◆ **Task instructions**: Among the records below, which lines contain the string "Ustawienia"? Report them.

◆ **Supplied records**:
▬▬▬▬▬▬

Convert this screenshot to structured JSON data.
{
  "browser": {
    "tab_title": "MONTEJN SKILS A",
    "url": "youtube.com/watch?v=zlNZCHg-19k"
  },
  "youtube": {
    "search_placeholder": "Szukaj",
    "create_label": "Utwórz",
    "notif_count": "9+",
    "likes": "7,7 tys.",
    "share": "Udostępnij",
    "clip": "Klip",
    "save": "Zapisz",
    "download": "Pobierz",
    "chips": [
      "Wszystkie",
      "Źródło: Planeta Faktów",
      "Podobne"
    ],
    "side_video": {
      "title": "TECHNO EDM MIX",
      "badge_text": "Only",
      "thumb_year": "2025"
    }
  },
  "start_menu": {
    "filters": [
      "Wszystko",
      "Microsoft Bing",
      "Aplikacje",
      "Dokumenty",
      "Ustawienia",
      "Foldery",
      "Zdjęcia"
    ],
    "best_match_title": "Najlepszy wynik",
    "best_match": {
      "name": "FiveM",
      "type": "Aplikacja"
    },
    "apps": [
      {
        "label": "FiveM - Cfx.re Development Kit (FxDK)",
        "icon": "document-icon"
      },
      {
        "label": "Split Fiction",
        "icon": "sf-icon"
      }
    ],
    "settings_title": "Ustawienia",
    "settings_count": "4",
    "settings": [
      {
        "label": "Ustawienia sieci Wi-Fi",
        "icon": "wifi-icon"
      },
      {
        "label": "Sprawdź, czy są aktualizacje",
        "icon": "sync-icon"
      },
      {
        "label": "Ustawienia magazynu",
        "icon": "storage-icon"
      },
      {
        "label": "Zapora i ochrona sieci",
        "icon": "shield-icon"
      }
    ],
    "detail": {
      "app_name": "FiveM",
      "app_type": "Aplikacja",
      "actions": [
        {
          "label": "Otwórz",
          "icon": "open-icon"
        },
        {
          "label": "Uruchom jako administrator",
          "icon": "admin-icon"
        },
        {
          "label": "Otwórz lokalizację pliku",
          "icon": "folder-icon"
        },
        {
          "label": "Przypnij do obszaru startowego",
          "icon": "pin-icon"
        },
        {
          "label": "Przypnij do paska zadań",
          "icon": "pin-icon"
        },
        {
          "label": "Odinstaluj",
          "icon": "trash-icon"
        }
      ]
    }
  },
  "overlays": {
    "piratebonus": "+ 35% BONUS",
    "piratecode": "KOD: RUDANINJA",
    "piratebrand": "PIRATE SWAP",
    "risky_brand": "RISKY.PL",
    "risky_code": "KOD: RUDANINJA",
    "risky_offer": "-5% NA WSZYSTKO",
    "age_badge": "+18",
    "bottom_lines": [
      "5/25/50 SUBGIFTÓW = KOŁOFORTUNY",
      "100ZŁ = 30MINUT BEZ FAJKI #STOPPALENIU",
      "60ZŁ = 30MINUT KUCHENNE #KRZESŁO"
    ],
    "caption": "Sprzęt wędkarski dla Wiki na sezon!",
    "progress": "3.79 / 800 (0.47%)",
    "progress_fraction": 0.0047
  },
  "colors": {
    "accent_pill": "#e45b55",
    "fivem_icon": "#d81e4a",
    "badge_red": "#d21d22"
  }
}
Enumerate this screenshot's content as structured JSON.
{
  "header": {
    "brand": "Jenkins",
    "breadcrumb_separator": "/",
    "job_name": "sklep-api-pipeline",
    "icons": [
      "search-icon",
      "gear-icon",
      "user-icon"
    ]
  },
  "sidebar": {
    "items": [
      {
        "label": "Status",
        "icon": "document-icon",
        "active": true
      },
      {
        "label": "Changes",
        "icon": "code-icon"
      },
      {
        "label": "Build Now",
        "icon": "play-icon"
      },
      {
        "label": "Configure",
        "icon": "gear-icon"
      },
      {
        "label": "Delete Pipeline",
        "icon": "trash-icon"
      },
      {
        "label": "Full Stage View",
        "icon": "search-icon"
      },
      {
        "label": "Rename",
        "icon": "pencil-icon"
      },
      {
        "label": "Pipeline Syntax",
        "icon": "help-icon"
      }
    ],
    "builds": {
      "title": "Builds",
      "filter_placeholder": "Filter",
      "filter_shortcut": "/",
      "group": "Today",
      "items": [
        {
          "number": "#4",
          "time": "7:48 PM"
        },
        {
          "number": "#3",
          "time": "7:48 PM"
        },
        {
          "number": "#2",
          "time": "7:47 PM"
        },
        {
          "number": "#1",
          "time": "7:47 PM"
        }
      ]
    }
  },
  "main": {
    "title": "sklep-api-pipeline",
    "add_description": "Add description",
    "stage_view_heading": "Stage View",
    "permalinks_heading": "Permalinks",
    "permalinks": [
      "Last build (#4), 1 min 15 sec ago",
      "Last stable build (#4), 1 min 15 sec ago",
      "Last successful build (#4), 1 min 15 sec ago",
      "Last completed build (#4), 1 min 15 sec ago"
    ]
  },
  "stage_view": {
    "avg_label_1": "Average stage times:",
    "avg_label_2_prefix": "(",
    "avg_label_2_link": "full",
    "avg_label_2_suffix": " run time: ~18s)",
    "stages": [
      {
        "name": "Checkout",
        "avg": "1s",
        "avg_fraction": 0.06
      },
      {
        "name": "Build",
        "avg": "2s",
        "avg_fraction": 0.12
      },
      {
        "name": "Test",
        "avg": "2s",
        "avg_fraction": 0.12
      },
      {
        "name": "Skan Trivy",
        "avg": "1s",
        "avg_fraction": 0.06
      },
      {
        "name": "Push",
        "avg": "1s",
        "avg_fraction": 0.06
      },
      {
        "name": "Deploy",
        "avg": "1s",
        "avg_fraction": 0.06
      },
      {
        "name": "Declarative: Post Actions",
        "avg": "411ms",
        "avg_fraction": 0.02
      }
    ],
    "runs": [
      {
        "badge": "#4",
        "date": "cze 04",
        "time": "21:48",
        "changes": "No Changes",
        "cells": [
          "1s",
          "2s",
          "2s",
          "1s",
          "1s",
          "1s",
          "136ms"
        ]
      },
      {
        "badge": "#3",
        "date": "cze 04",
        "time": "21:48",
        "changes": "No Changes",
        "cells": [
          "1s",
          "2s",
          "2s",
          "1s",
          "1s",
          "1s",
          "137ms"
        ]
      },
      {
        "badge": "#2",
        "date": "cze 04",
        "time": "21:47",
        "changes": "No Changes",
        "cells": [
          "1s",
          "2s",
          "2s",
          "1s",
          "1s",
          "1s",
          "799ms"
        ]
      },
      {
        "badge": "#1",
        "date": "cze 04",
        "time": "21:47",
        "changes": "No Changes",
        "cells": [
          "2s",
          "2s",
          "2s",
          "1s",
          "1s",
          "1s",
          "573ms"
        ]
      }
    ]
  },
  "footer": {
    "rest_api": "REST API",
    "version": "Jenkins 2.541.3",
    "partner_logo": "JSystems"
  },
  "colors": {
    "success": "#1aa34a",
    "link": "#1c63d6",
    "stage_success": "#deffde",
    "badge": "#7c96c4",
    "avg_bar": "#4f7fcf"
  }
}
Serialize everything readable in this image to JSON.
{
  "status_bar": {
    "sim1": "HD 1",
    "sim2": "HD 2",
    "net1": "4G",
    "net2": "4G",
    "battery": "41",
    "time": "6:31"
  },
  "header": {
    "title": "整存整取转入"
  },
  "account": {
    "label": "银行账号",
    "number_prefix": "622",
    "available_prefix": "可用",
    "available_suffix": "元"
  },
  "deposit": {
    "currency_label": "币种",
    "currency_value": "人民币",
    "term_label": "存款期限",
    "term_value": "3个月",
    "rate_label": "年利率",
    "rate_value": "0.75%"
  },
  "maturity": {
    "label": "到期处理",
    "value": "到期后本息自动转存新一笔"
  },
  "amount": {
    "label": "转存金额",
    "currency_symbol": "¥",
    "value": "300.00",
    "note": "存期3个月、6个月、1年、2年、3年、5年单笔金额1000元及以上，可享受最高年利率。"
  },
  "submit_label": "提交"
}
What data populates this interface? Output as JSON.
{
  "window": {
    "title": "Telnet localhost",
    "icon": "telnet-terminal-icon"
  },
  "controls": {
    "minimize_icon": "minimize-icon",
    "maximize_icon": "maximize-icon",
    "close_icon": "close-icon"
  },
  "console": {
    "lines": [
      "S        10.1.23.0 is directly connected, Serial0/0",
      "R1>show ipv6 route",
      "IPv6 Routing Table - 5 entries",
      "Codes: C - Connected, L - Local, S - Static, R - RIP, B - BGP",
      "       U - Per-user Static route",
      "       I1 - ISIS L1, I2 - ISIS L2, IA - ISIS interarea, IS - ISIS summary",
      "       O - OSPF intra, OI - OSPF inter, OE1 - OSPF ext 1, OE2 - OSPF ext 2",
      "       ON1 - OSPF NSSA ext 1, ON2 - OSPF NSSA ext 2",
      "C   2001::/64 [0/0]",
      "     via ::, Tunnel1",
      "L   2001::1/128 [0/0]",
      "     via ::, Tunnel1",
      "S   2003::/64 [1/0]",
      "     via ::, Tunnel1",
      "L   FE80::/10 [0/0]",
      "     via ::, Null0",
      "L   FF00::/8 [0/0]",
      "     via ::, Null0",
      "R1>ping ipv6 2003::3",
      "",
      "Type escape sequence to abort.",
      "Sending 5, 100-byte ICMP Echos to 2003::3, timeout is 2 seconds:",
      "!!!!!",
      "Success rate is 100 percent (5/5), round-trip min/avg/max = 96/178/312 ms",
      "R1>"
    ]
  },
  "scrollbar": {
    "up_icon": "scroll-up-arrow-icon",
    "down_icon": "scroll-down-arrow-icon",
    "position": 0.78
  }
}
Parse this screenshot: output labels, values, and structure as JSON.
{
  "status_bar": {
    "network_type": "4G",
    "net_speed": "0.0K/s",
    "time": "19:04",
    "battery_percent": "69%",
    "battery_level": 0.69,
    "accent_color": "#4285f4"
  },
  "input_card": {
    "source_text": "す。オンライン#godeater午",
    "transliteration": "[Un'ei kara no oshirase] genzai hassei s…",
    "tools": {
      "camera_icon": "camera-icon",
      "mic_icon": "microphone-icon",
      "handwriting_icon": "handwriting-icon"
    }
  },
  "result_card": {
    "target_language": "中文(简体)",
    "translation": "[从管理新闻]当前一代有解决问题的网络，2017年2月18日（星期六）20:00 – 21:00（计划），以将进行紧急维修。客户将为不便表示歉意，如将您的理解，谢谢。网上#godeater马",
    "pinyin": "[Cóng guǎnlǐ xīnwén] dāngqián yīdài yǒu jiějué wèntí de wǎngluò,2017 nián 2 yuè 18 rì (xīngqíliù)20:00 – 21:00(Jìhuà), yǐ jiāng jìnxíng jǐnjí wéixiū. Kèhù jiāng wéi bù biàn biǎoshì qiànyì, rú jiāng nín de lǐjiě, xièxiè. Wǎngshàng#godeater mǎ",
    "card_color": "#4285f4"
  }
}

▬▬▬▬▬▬

◆ **Result below**:
      "Ustawienia",
    "settings_title": "Ustawienia",
        "label": "Ustawienia sieci Wi-Fi",
        "label": "Ustawienia magazynu",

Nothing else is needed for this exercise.